• **Prompt**: Copy every entry in the listing below exactly, but not the pictures.

• **Records for processing**:
◇ ◇ ◇

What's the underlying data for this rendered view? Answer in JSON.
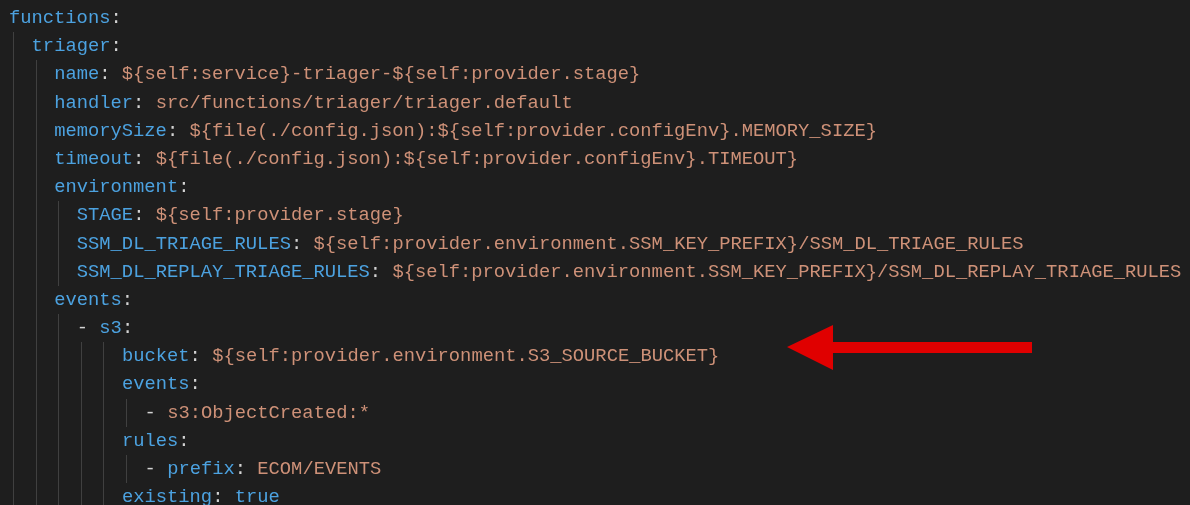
{
  "editor": {
    "lines": [
      {
        "key": "functions",
        "colon": ":",
        "children": [
          {
            "key": "triager",
            "colon": ":",
            "children": [
              {
                "key": "name",
                "colon": ":",
                "value": "${self:service}-triager-${self:provider.stage}"
              },
              {
                "key": "handler",
                "colon": ":",
                "value": "src/functions/triager/triager.default"
              },
              {
                "key": "memorySize",
                "colon": ":",
                "value": "${file(./config.json):${self:provider.configEnv}.MEMORY_SIZE}"
              },
              {
                "key": "timeout",
                "colon": ":",
                "value": "${file(./config.json):${self:provider.configEnv}.TIMEOUT}"
              },
              {
                "key": "environment",
                "colon": ":",
                "children": [
                  {
                    "key": "STAGE",
                    "colon": ":",
                    "value": "${self:provider.stage}"
                  },
                  {
                    "key": "SSM_DL_TRIAGE_RULES",
                    "colon": ":",
                    "value": "${self:provider.environment.SSM_KEY_PREFIX}/SSM_DL_TRIAGE_RULES"
                  },
                  {
                    "key": "SSM_DL_REPLAY_TRIAGE_RULES",
                    "colon": ":",
                    "value": "${self:provider.environment.SSM_KEY_PREFIX}/SSM_DL_REPLAY_TRIAGE_RULES"
                  }
                ]
              },
              {
                "key": "events",
                "colon": ":",
                "children": [
                  {
                    "dash": "-",
                    "key": "s3",
                    "colon": ":",
                    "children": [
                      {
                        "key": "bucket",
                        "colon": ":",
                        "value": "${self:provider.environment.S3_SOURCE_BUCKET}"
                      },
                      {
                        "key": "events",
                        "colon": ":",
                        "children": [
                          {
                            "dash": "-",
                            "value": "s3:ObjectCreated:*"
                          }
                        ]
                      },
                      {
                        "key": "rules",
                        "colon": ":",
                        "children": [
                          {
                            "dash": "-",
                            "key": "prefix",
                            "colon": ":",
                            "value": "ECOM/EVENTS"
                          }
                        ]
                      },
                      {
                        "key": "existing",
                        "colon": ":",
                        "value": "true",
                        "kind": "boolean"
                      }
                    ]
                  }
                ]
              }
            ]
          }
        ]
      }
    ]
  }
}
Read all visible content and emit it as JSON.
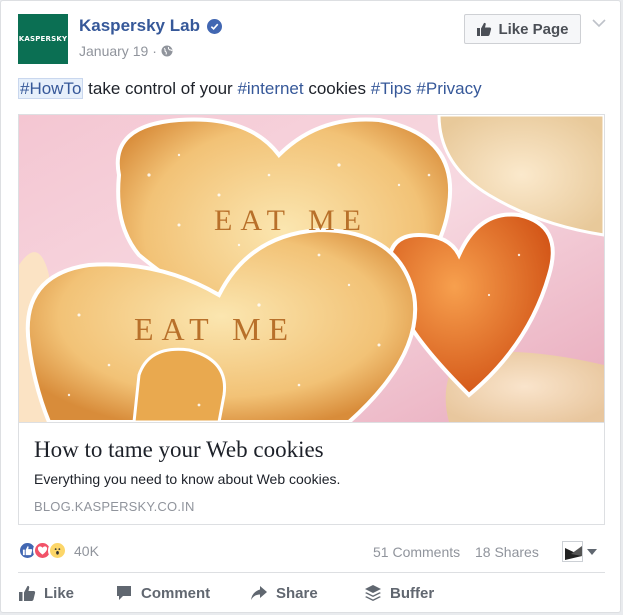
{
  "header": {
    "avatar_text": "KASPERSKY",
    "page_name": "Kaspersky Lab",
    "date": "January 19",
    "separator": "·",
    "like_page_label": "Like Page"
  },
  "post": {
    "hashtag_howto": "#HowTo",
    "text_1": " take control of your ",
    "hashtag_internet": "#internet",
    "text_2": " cookies ",
    "hashtag_tips": "#Tips",
    "text_3": " ",
    "hashtag_privacy": "#Privacy"
  },
  "link_preview": {
    "image_text_1": "EAT ME",
    "image_text_2": "EAT ME",
    "title": "How to tame your Web cookies",
    "description": "Everything you need to know about Web cookies.",
    "domain": "BLOG.KASPERSKY.CO.IN"
  },
  "stats": {
    "reaction_count": "40K",
    "comments": "51 Comments",
    "shares": "18 Shares"
  },
  "actions": {
    "like": "Like",
    "comment": "Comment",
    "share": "Share",
    "buffer": "Buffer"
  },
  "colors": {
    "link_blue": "#365899",
    "facebook_blue": "#4267b2",
    "avatar_green": "#0b6f53",
    "love_red": "#f25268",
    "wow_yellow": "#fcd669"
  }
}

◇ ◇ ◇

• **Answer section**:
What's the underlying data for this rendered view? Answer in JSON.
{
  "editor": {
    "lines": [
      {
        "key": "functions",
        "colon": ":",
        "children": [
          {
            "key": "triager",
            "colon": ":",
            "children": [
              {
                "key": "name",
                "colon": ":",
                "value": "${self:service}-triager-${self:provider.stage}"
              },
              {
                "key": "handler",
                "colon": ":",
                "value": "src/functions/triager/triager.default"
              },
              {
                "key": "memorySize",
                "colon": ":",
                "value": "${file(./config.json):${self:provider.configEnv}.MEMORY_SIZE}"
              },
              {
                "key": "timeout",
                "colon": ":",
                "value": "${file(./config.json):${self:provider.configEnv}.TIMEOUT}"
              },
              {
                "key": "environment",
                "colon": ":",
                "children": [
                  {
                    "key": "STAGE",
                    "colon": ":",
                    "value": "${self:provider.stage}"
                  },
                  {
                    "key": "SSM_DL_TRIAGE_RULES",
                    "colon": ":",
                    "value": "${self:provider.environment.SSM_KEY_PREFIX}/SSM_DL_TRIAGE_RULES"
                  },
                  {
                    "key": "SSM_DL_REPLAY_TRIAGE_RULES",
                    "colon": ":",
                    "value": "${self:provider.environment.SSM_KEY_PREFIX}/SSM_DL_REPLAY_TRIAGE_RULES"
                  }
                ]
              },
              {
                "key": "events",
                "colon": ":",
                "children": [
                  {
                    "dash": "-",
                    "key": "s3",
                    "colon": ":",
                    "children": [
                      {
                        "key": "bucket",
                        "colon": ":",
                        "value": "${self:provider.environment.S3_SOURCE_BUCKET}"
                      },
                      {
                        "key": "events",
                        "colon": ":",
                        "children": [
                          {
                            "dash": "-",
                            "value": "s3:ObjectCreated:*"
                          }
                        ]
                      },
                      {
                        "key": "rules",
                        "colon": ":",
                        "children": [
                          {
                            "dash": "-",
                            "key": "prefix",
                            "colon": ":",
                            "value": "ECOM/EVENTS"
                          }
                        ]
                      },
                      {
                        "key": "existing",
                        "colon": ":",
                        "value": "true",
                        "kind": "boolean"
                      }
                    ]
                  }
                ]
              }
            ]
          }
        ]
      }
    ]
  }
}
Read all visible content and emit it as JSON.
{
  "header": {
    "avatar_text": "KASPERSKY",
    "page_name": "Kaspersky Lab",
    "date": "January 19",
    "separator": "·",
    "like_page_label": "Like Page"
  },
  "post": {
    "hashtag_howto": "#HowTo",
    "text_1": " take control of your ",
    "hashtag_internet": "#internet",
    "text_2": " cookies ",
    "hashtag_tips": "#Tips",
    "text_3": " ",
    "hashtag_privacy": "#Privacy"
  },
  "link_preview": {
    "image_text_1": "EAT ME",
    "image_text_2": "EAT ME",
    "title": "How to tame your Web cookies",
    "description": "Everything you need to know about Web cookies.",
    "domain": "BLOG.KASPERSKY.CO.IN"
  },
  "stats": {
    "reaction_count": "40K",
    "comments": "51 Comments",
    "shares": "18 Shares"
  },
  "actions": {
    "like": "Like",
    "comment": "Comment",
    "share": "Share",
    "buffer": "Buffer"
  },
  "colors": {
    "link_blue": "#365899",
    "facebook_blue": "#4267b2",
    "avatar_green": "#0b6f53",
    "love_red": "#f25268",
    "wow_yellow": "#fcd669"
  }
}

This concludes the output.